Inflammatory bowel diseases (IBD) result from complex interactions between susceptibility genes, the environment, and the mucosal immune system. These interactions lead to an exaggerated immune response to the gut microbial flora. With the advent of high-throughput molecular technologies, genome wide association studies (GWAS) identified several IBD associated genes including intracellular pattern recognition sensor NOD2, autophagy genes (ATG16L1 and IRGM) and tumor necrosis factor superfamily member 15 (TNFSF15). Several recent reports show that ATG16L1 and NOD2 interact in a common pathway to affect microbial handling including sequestration of bacteria into autophagosomes, clearance of intracellular bacteria, and antigen presentation. Several studies have shown that TNFSF15 is expressed by antigen presenting cells (APC) and determines the severity of chronic gut inflammation by enhancing Th1, Th17 and Th2 responses. We demonstrated that a variety of bacteria, both pathogenic and commensal, can induce TNFSF15 expression in APC. Our unpublished data show that TNFSF15 expression can be increased by NOD2 activation and induction of autophagy, indicating an important role of bacterial processing in the induction of TNFSF15. The objective of this research proposal is to address the mechanism(s) of autophagy dependent bacterial handling in the induction of TNFSF15 expression and modulation of intestinal inflammation. We will test the hypothesis that autophagy handling of microbial organism is important for optimal TNFSF15 expression through autophagy processing of bacterial antigen leading to enhanced intestinal inflammation. Furthermore, I hypothesize that the higher level of TL1A expression will amplify inflammatory immune responses and exacerbate the severity of chronic intestinal inflammation. The following specific aims will test this hypothesis.
Specific Aim 1 : Determine the steps in the autophagy pathway that contribute to optimal expression of TNFSF15;
Specific Aim 2 : Correlate genetic CD variants of ATG16L1 and IRGM to TNFSF15 expression in human APC;
Specific Aim 3 : Determine the role of autophagy in epithelial cells, dendritic cells, and macrophage on the development and severity of murine chronic colitis. The significance of this research is that it will allow insight on mucosal immune responses to gut microflora that may lead to new IBD therapies.

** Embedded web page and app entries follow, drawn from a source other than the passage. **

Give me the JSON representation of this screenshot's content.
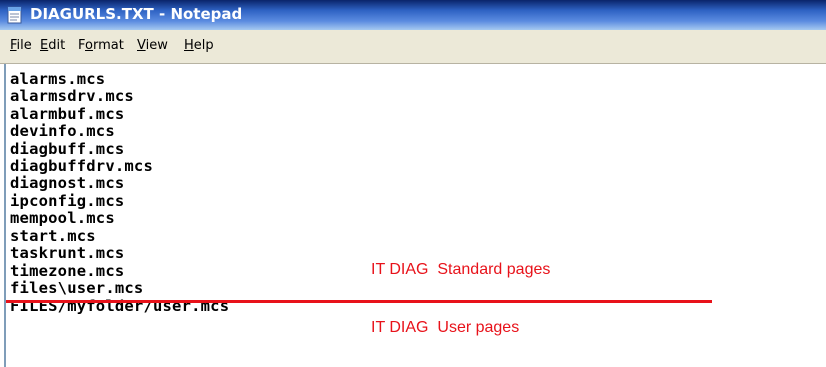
{
  "window": {
    "title": "DIAGURLS.TXT - Notepad"
  },
  "menu": [
    {
      "accel": "F",
      "rest": "ile"
    },
    {
      "accel": "E",
      "rest": "dit"
    },
    {
      "pre": "F",
      "accel": "o",
      "rest": "rmat"
    },
    {
      "accel": "V",
      "rest": "iew"
    },
    {
      "accel": "H",
      "rest": "elp"
    }
  ],
  "editor": {
    "lines": [
      "alarms.mcs",
      "alarmsdrv.mcs",
      "alarmbuf.mcs",
      "devinfo.mcs",
      "diagbuff.mcs",
      "diagbuffdrv.mcs",
      "diagnost.mcs",
      "ipconfig.mcs",
      "mempool.mcs",
      "start.mcs",
      "taskrunt.mcs",
      "timezone.mcs",
      "files\\user.mcs",
      "FILES/myfolder/user.mcs"
    ]
  },
  "annotations": {
    "standard_pages": "IT DIAG  Standard pages",
    "user_pages": "IT DIAG  User pages",
    "color": "#e8121a"
  }
}
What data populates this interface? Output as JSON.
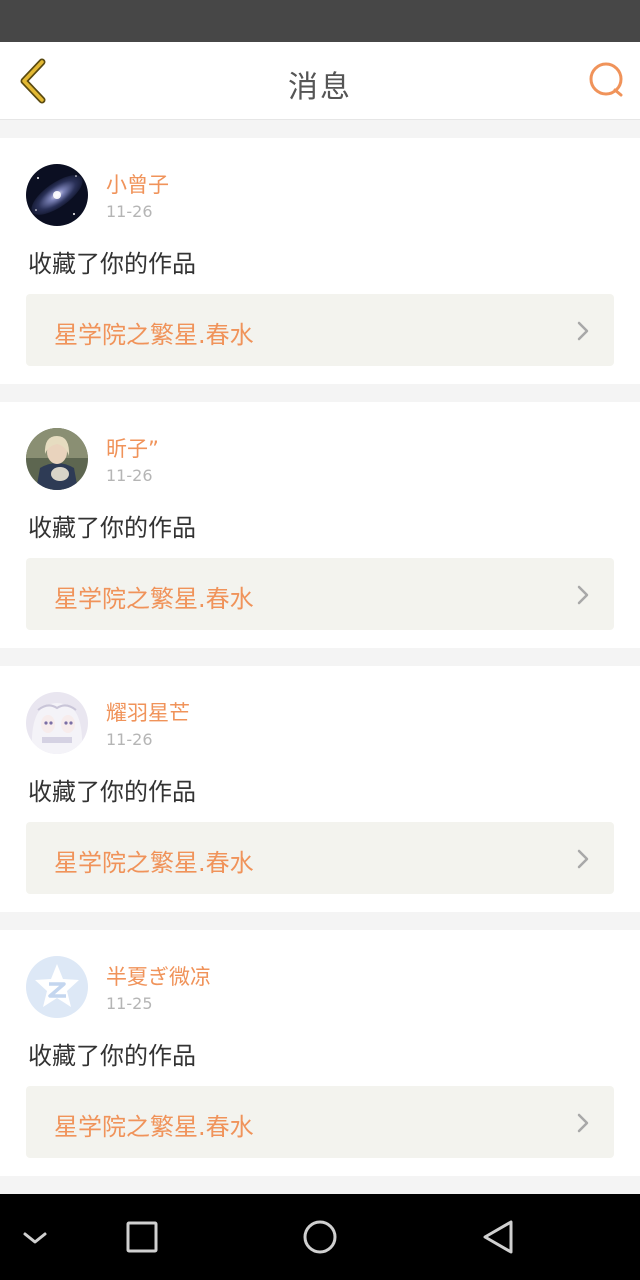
{
  "header": {
    "title": "消息"
  },
  "icons": {
    "back": "chevron-left-icon",
    "search": "search-icon",
    "item_arrow": "chevron-right-icon",
    "nav_down": "chevron-down-icon",
    "nav_recent": "square-icon",
    "nav_home": "circle-icon",
    "nav_back": "triangle-back-icon"
  },
  "colors": {
    "accent": "#f0935a",
    "back_icon": "#c9a22a",
    "status_bar": "#474747"
  },
  "messages": [
    {
      "user": "小曾子",
      "date": "11-26",
      "action": "收藏了你的作品",
      "work": "星学院之繁星.春水",
      "avatar": "galaxy-avatar"
    },
    {
      "user": "昕子”",
      "date": "11-26",
      "action": "收藏了你的作品",
      "work": "星学院之繁星.春水",
      "avatar": "photo-avatar"
    },
    {
      "user": "耀羽星芒",
      "date": "11-26",
      "action": "收藏了你的作品",
      "work": "星学院之繁星.春水",
      "avatar": "anime-avatar"
    },
    {
      "user": "半夏ぎ微凉",
      "date": "11-25",
      "action": "收藏了你的作品",
      "work": "星学院之繁星.春水",
      "avatar": "qzone-default-avatar"
    }
  ]
}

Public Health Relevance

Inflammatory bowel disease (IBD) affects an estimated 1.4 million Americans and is manifested by chronic inflammation of the gastrointestinal tract with significant morbidity and at times, life-threatening complications. This proposal examines the role of microbial-host interaction, specifically the interaction between autophagy, bacteria, and an IBD associated gene TNFSF15 in severity of gut mucosal inflammation. Information obtained from this study will allow insight on immune responses to gut bacteria that potentially could lead to the development of therapeutics for IBD.

Agency
National Institute of Health (NIH)
Institute
National Institute of Diabetes and Digestive and Kidney Diseases (NIDDK)
Type
Clinical Investigator Award (CIA) (K08)
Project #
5K08DK093578-02
Application #
8399099
Study Section
Diabetes, Endocrinology and Metabolic Diseases B Subcommittee (DDK)
Program Officer
Podskalny, Judith M,
Project Start
2012-02-01
Project End
2017-01-31
Budget Start
2013-02-01
Budget End
2014-01-31
Support Year
2
Fiscal Year
2013
Total Cost
$150,930
Indirect Cost
$11,180
Name
Cedars-Sinai Medical Center
Department
Type
DUNS #
075307785
City
Los Angeles
State
CA
Country
United States
Zip Code
90048
Wallace, Kori L; Zheng, Li-Bo; Kanazawa, Yoshitake et al. (2014) Immunopathology of inflammatory bowel disease. World J Gastroenterol 20:6-21